-- Data for this exercise follows --
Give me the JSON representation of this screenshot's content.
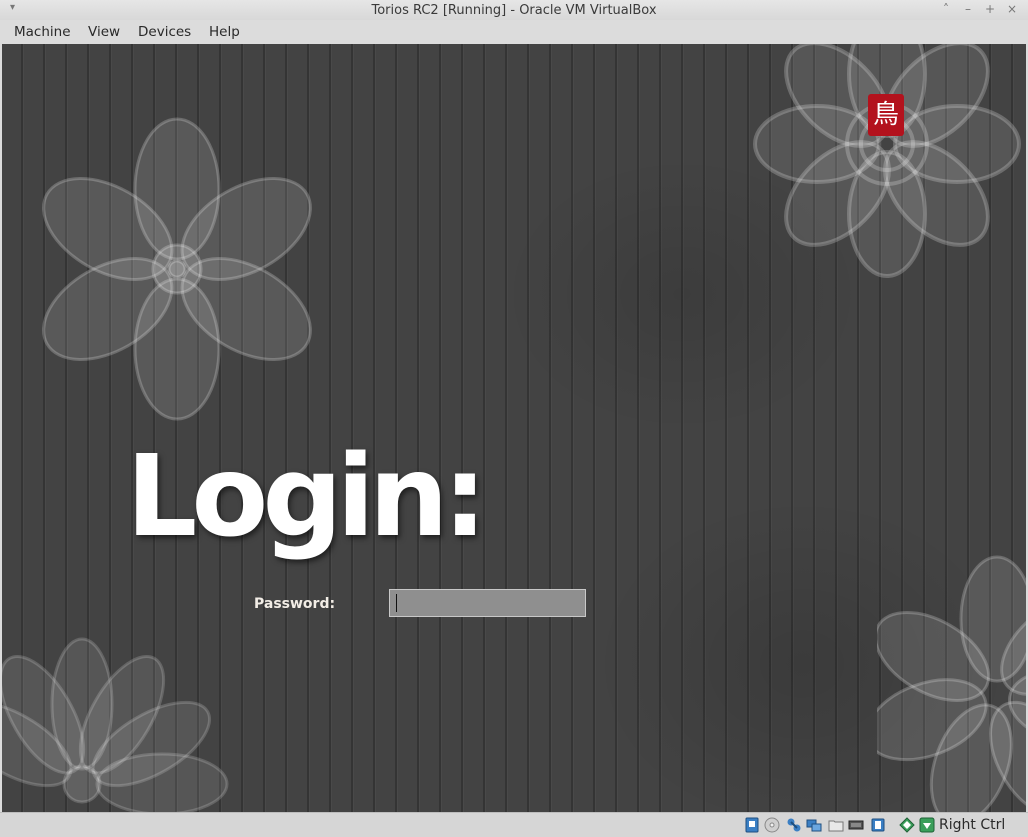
{
  "window": {
    "title": "Torios RC2 [Running] - Oracle VM VirtualBox",
    "controls": [
      "minimize",
      "maximize",
      "close"
    ]
  },
  "menubar": {
    "items": [
      "Machine",
      "View",
      "Devices",
      "Help"
    ]
  },
  "guest": {
    "heading": "Login:",
    "password_label": "Password:",
    "password_value": "",
    "logo_glyph": "鳥",
    "logo_color": "#b3121d",
    "background_color": "#434343"
  },
  "statusbar": {
    "icons": [
      "hard-disk-icon",
      "optical-drive-icon",
      "network-icon",
      "shared-network-icon",
      "shared-folders-icon",
      "display-icon",
      "video-capture-icon",
      "usb-icon",
      "mouse-integration-icon",
      "keyboard-capture-icon"
    ],
    "host_key": "Right Ctrl"
  }
}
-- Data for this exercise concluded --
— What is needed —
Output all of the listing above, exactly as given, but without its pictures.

— Exercise result —
Give me the JSON representation of this screenshot's content.
{
  "window": {
    "title": "Torios RC2 [Running] - Oracle VM VirtualBox",
    "controls": [
      "minimize",
      "maximize",
      "close"
    ]
  },
  "menubar": {
    "items": [
      "Machine",
      "View",
      "Devices",
      "Help"
    ]
  },
  "guest": {
    "heading": "Login:",
    "password_label": "Password:",
    "password_value": "",
    "logo_glyph": "鳥",
    "logo_color": "#b3121d",
    "background_color": "#434343"
  },
  "statusbar": {
    "icons": [
      "hard-disk-icon",
      "optical-drive-icon",
      "network-icon",
      "shared-network-icon",
      "shared-folders-icon",
      "display-icon",
      "video-capture-icon",
      "usb-icon",
      "mouse-integration-icon",
      "keyboard-capture-icon"
    ],
    "host_key": "Right Ctrl"
  }
}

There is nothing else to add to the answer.